A Chinese pastor who participated in writing one of the most influential documentary in mainland China and a student activist who was warranted by the Chinese government after June 4th Incident in 1989 will be speaking in Hong Kong on China missions.
With the title “How to Share the Gospel with the Chinese”, Rev. Yuan Zhi-ming will lead four consecutive nights of seminars and conferences beginning on April 19th.
During two of the weekends, he will lecture on some of life’s most important topics, including “Love and Hate”, “Success and Failure”, “God and Man”, and “Gains and Lost”. He hopes that believers in China and those who wish to hear the word can come to participate.
Prior to becoming a Christian, Yuan participated in writing the script for “River Elegy”, a six-part documentary shown on China Central Television in 1988 that announced the death of traditional Chinese civilization, and this film was widely received by the youth Chinese intellectuals at that time, causing an uproar in the society.

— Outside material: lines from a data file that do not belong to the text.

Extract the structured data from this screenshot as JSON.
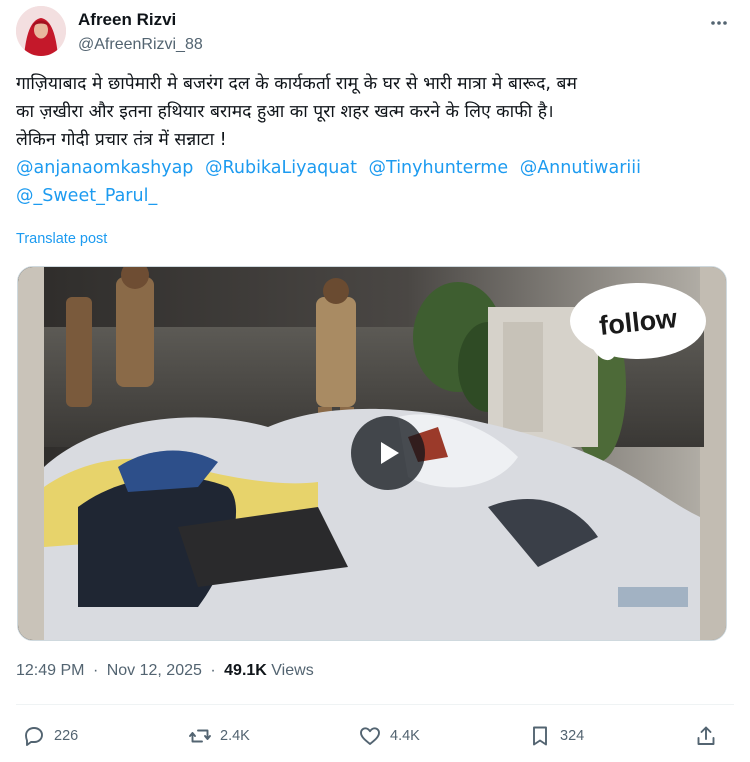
{
  "author": {
    "display_name": "Afreen Rizvi",
    "handle": "@AfreenRizvi_88"
  },
  "post": {
    "text_lines": [
      "गाज़ियाबाद मे छापेमारी मे बजरंग दल के कार्यकर्ता रामू के घर से भारी मात्रा मे बारूद, बम",
      "का ज़खीरा और इतना हथियार बरामद हुआ का पूरा शहर खत्म करने के लिए काफी है।",
      "लेकिन गोदी प्रचार तंत्र में सन्नाटा !"
    ],
    "mentions": [
      "@anjanaomkashyap",
      "@RubikaLiyaquat",
      "@Tinyhunterme",
      "@Annutiwariii",
      "@_Sweet_Parul_"
    ],
    "translate_label": "Translate post"
  },
  "media": {
    "overlay_text": "follow",
    "play_icon": "play-icon"
  },
  "meta": {
    "time": "12:49 PM",
    "date": "Nov 12, 2025",
    "separator": "·",
    "views_count": "49.1K",
    "views_label": "Views"
  },
  "actions": {
    "reply_count": "226",
    "repost_count": "2.4K",
    "like_count": "4.4K",
    "bookmark_count": "324"
  },
  "colors": {
    "link": "#1d9bf0",
    "muted": "#536471",
    "text": "#0f1419"
  }
}
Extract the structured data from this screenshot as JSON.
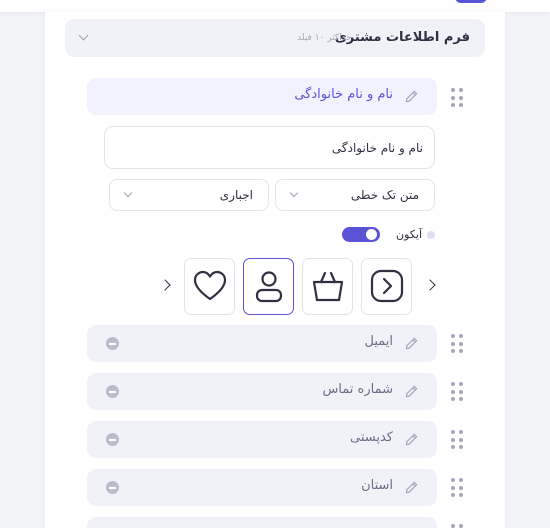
{
  "section": {
    "title": "فرم اطلاعات مشتری",
    "hint": "حداکثر ۱۰ فیلد"
  },
  "active_field": {
    "label": "نام و نام خانوادگی",
    "input_value": "نام و نام خانوادگی",
    "type_select": "متن تک خطی",
    "required_select": "اجباری",
    "icon_toggle_label": "آیکون",
    "icon_toggle_on": true,
    "icon_options": [
      "chevron-right-box-icon",
      "basket-icon",
      "user-icon",
      "heart-icon"
    ],
    "selected_icon": "user-icon"
  },
  "fields": [
    {
      "label": "ایمیل"
    },
    {
      "label": "شماره تماس"
    },
    {
      "label": "کدپستی"
    },
    {
      "label": "استان"
    }
  ],
  "colors": {
    "accent": "#5b53d6",
    "card_active": "#f1f2fd",
    "card": "#f1f2f7",
    "muted": "#a3a6bd"
  }
}
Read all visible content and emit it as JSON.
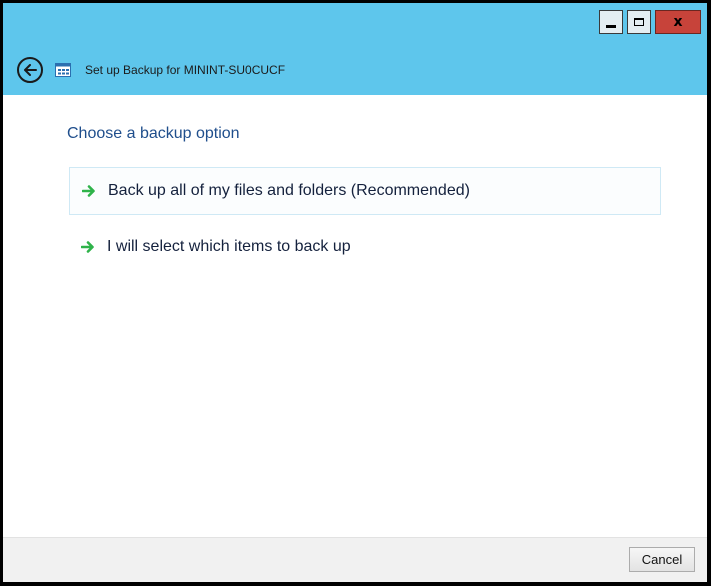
{
  "window": {
    "title": "Set up Backup for MININT-SU0CUCF",
    "caption": {
      "minimize_icon": "minimize-icon",
      "maximize_icon": "maximize-icon",
      "close_label": "x"
    }
  },
  "nav": {
    "back_icon": "back-arrow-icon",
    "app_icon": "control-panel-icon",
    "title": "Set up Backup for MININT-SU0CUCF"
  },
  "main": {
    "heading": "Choose a backup option",
    "options": [
      {
        "label": "Back up all of my files and folders (Recommended)",
        "icon": "green-arrow-icon",
        "highlighted": true
      },
      {
        "label": "I will select which items to back up",
        "icon": "green-arrow-icon",
        "highlighted": false
      }
    ]
  },
  "footer": {
    "cancel_label": "Cancel"
  },
  "colors": {
    "titlebar": "#5ec6ec",
    "heading": "#1f4e8c",
    "arrow": "#2fb34a",
    "close_button": "#c7433a"
  }
}
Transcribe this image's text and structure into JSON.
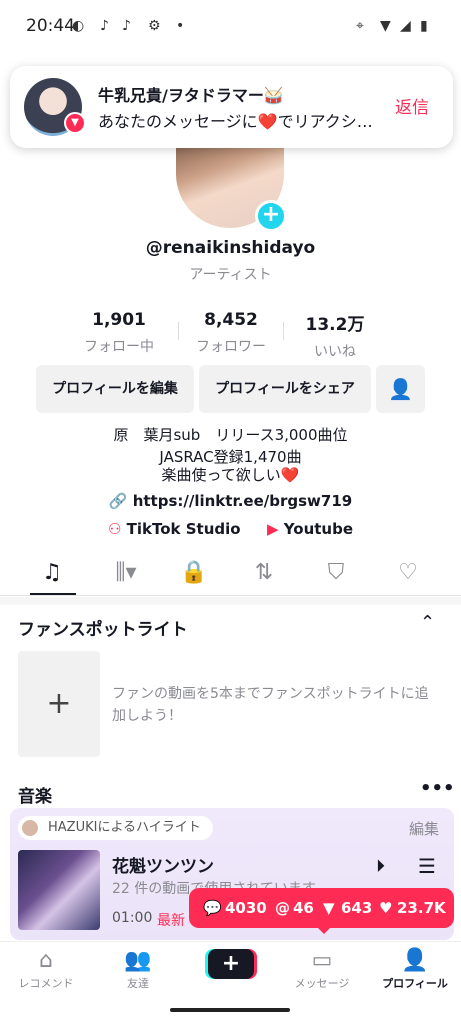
{
  "status_bar": {
    "time": "20:44",
    "icons": [
      "line-icon",
      "tiktok-icon",
      "tiktok-icon",
      "gear-icon",
      "dot-icon",
      "location-icon",
      "wifi-icon",
      "signal-icon",
      "battery-icon"
    ]
  },
  "notification": {
    "sender": "牛乳兄貴/ヲタドラマー🥁",
    "message": "あなたのメッセージに❤️でリアクシ…",
    "reply": "返信"
  },
  "profile": {
    "username": "@renaikinshidayo",
    "role": "アーティスト",
    "stats": [
      {
        "value": "1,901",
        "label": "フォロー中"
      },
      {
        "value": "8,452",
        "label": "フォロワー"
      },
      {
        "value": "13.2万",
        "label": "いいね"
      }
    ],
    "buttons": {
      "edit": "プロフィールを編集",
      "share": "プロフィールをシェア"
    },
    "bio": [
      "原　葉月sub　リリース3,000曲位",
      "JASRAC登録1,470曲",
      "楽曲使って欲しい❤️"
    ],
    "link": "https://linktr.ee/brgsw719",
    "external": [
      {
        "label": "TikTok Studio"
      },
      {
        "label": "Youtube"
      }
    ]
  },
  "tabs": [
    "music-icon",
    "sort-icon",
    "lock-icon",
    "repost-icon",
    "bookmark-icon",
    "liked-icon"
  ],
  "fan_spotlight": {
    "title": "ファンスポットライト",
    "description": "ファンの動画を5本までファンスポットライトに追加しよう！"
  },
  "music": {
    "title": "音楽",
    "highlight": "HAZUKIによるハイライト",
    "edit": "編集",
    "song_title": "花魁ツンツン",
    "song_sub": "22 件の動画で使用されています",
    "duration": "01:00",
    "newest": "最新"
  },
  "reactions": {
    "comments": "4030",
    "mentions": "46",
    "shares": "643",
    "likes": "23.7K"
  },
  "nav": [
    {
      "label": "レコメンド"
    },
    {
      "label": "友達"
    },
    {
      "label": ""
    },
    {
      "label": "メッセージ"
    },
    {
      "label": "プロフィール"
    }
  ],
  "colors": {
    "accent": "#fe2c55",
    "cyan": "#20d5ec"
  }
}
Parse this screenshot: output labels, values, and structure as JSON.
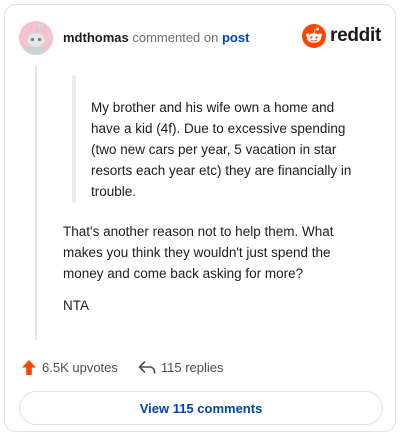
{
  "comment": {
    "username": "mdthomas",
    "action_text": "commented on",
    "post_link": "post",
    "quote": "My brother and his wife own a home and have a kid (4f). Due to excessive spending (two new cars per year, 5 vacation in star resorts each year etc) they are financially in trouble.",
    "body": "That's another reason not to help them. What makes you think they wouldn't just spend the money and come back asking for more?",
    "verdict": "NTA"
  },
  "brand": {
    "name": "reddit",
    "color": "#ff4500"
  },
  "stats": {
    "upvotes": "6.5K upvotes",
    "replies": "115 replies",
    "upvote_color": "#ff4500"
  },
  "footer": {
    "view_comments_label": "View 115 comments"
  },
  "icons": {
    "avatar": "snoo-avatar-icon",
    "logo": "reddit-logo-icon",
    "upvote": "upvote-arrow-icon",
    "reply": "reply-arrow-icon"
  }
}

Despite the instant fame, Yuan was warranted after the June 4th Incident in 1989 and was forced to escape overseas. In United States, he was invited by Princeton University to serve as a visiting scholar, which was when he was exposed to Christianity.
Later in 1991, he received baptism and in the following year studied theology at Mississippi Reformed Seminary. In 1999, he co-founded the China Soul for Christ Foundation and served the Chinese believers with media productions.
Given his unique background and experiences, Yuan’s messages can more easily touch the hearts of his kin. When filming “The Gospel”, “The Cross – Jesus in China”, and various other landmark documentaries, he obtained a deep understanding of the essence of the gospel and the cultural personalities of the Chinese civilization; therefore, he has a deep insight to share the gospel to the Chinese.
Last October, Yuan was ordained as a pastor at a church in Bay Area, California. For many years, he has served his people and the believers through media production and has ignited the desires of Chinese believers to spread the gospel. Oversea Chinese pastor Rev. Liu Tong-su called Yuan as the “representation of the burdens of this generation’s Chinese evangelists.”
[Editor's note: reporter Luke Leung translated the article.]